Across the entries below, how many lines have the string "this" in them? Reply with only the number.
------ TASK MATERIAL
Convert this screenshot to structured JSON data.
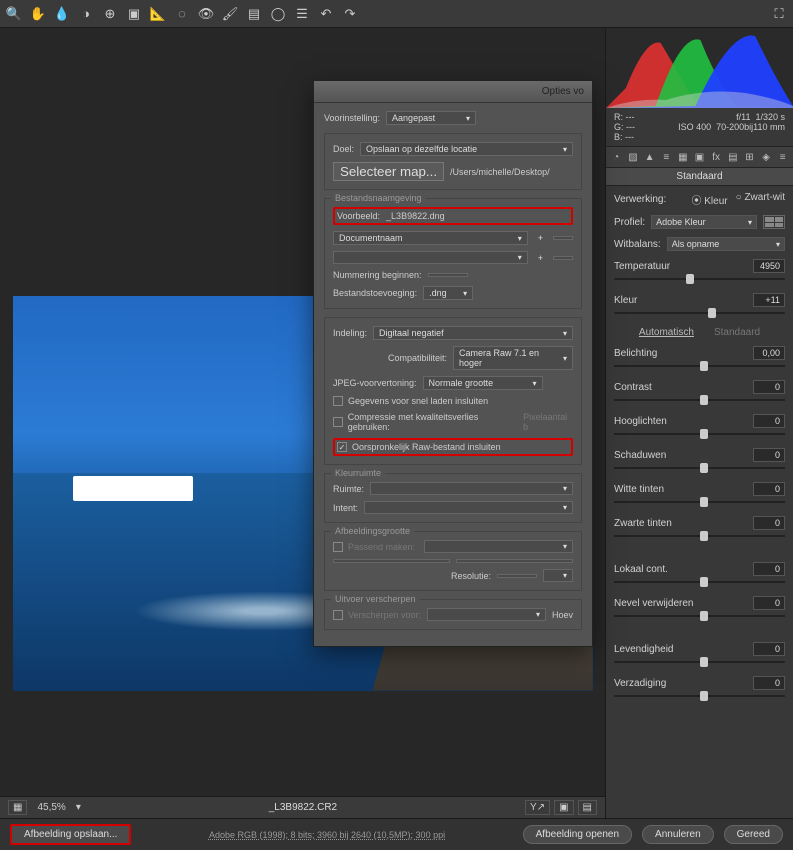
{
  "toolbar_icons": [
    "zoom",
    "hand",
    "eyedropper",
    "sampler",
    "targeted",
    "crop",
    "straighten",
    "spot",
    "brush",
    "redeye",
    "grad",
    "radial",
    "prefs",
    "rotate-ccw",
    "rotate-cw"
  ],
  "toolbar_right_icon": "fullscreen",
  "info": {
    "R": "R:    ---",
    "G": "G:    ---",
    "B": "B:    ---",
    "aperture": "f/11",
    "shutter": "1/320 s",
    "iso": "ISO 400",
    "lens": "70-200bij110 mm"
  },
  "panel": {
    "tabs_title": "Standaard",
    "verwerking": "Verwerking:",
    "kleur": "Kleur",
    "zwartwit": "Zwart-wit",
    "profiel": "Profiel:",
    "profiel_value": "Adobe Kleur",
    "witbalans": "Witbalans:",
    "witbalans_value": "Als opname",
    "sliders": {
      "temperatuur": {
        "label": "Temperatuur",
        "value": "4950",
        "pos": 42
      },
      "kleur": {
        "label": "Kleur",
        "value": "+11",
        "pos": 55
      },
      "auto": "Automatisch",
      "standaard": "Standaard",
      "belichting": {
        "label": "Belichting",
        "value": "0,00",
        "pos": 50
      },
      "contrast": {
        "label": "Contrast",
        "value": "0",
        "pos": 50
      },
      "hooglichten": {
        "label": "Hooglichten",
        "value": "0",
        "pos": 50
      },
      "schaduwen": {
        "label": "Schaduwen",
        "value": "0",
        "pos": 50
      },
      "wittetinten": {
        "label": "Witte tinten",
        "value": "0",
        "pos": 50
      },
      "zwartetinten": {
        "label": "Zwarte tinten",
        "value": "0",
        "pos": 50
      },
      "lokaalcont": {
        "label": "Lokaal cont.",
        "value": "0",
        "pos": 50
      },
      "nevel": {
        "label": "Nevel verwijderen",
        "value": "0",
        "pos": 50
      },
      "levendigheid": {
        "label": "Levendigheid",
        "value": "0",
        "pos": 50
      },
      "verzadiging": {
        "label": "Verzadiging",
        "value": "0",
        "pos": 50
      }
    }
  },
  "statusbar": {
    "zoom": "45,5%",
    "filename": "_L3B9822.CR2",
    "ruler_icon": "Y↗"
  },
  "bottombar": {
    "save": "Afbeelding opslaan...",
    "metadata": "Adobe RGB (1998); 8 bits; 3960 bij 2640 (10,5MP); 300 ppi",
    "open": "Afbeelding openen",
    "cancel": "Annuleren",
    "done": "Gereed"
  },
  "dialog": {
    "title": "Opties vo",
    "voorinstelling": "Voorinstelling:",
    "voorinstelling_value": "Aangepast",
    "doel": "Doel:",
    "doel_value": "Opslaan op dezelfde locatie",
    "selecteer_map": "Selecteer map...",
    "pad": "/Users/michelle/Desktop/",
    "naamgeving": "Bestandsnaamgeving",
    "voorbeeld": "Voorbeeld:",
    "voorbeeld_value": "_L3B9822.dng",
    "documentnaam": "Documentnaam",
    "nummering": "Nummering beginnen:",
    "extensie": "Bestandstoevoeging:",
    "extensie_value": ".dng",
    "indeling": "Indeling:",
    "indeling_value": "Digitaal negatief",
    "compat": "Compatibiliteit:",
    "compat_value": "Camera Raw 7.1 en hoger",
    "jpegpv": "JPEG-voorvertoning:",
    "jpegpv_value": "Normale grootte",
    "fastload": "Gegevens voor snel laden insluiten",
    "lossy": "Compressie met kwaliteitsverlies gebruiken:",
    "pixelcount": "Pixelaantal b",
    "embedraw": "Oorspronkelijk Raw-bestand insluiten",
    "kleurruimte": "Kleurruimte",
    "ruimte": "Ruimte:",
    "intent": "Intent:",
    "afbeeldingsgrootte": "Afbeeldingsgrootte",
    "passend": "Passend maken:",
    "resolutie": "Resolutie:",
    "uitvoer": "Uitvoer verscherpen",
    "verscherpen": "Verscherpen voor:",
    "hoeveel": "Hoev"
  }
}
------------
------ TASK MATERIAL
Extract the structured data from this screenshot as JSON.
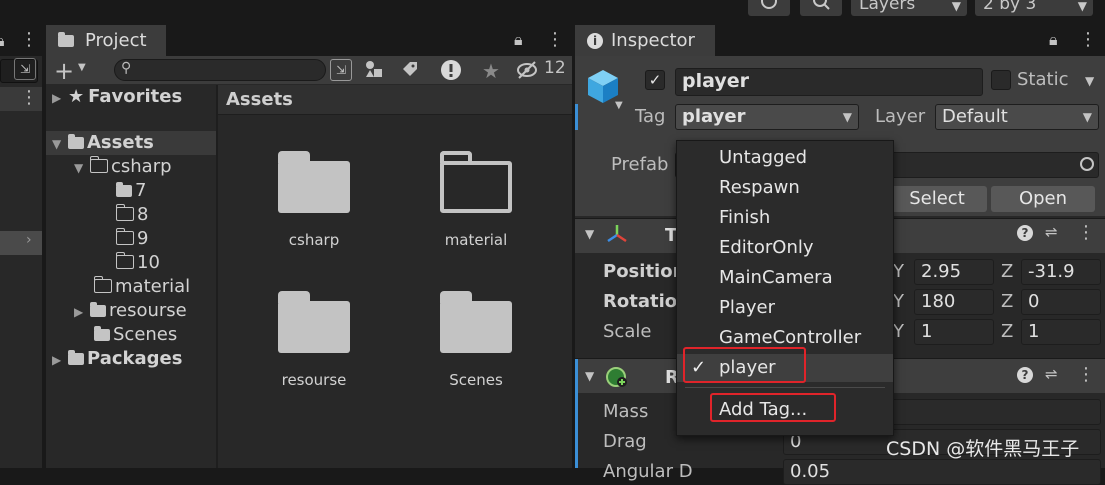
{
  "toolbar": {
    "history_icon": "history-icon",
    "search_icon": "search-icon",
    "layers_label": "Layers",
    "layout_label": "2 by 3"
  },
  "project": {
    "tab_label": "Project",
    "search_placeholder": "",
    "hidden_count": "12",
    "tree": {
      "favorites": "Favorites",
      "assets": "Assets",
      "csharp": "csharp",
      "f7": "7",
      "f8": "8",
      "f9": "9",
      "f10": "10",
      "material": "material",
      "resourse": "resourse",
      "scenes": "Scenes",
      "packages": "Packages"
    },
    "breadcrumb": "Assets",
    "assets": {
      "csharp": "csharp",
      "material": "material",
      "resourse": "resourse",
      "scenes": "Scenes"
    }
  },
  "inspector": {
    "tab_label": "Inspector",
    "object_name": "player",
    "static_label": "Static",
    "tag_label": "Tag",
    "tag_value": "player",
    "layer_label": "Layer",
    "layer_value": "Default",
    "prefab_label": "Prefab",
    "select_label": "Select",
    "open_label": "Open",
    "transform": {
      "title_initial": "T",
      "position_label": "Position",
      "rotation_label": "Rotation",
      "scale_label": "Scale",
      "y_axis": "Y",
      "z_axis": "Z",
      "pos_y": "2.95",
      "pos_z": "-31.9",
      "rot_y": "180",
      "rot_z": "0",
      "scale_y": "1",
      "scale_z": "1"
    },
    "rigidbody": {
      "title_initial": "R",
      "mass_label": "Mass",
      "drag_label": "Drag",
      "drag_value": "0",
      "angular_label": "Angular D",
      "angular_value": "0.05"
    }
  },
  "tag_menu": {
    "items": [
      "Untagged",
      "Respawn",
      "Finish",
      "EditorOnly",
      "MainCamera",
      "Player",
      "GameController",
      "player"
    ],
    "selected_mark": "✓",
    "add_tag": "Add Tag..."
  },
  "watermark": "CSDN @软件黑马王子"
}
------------
ANSWER BOX: 2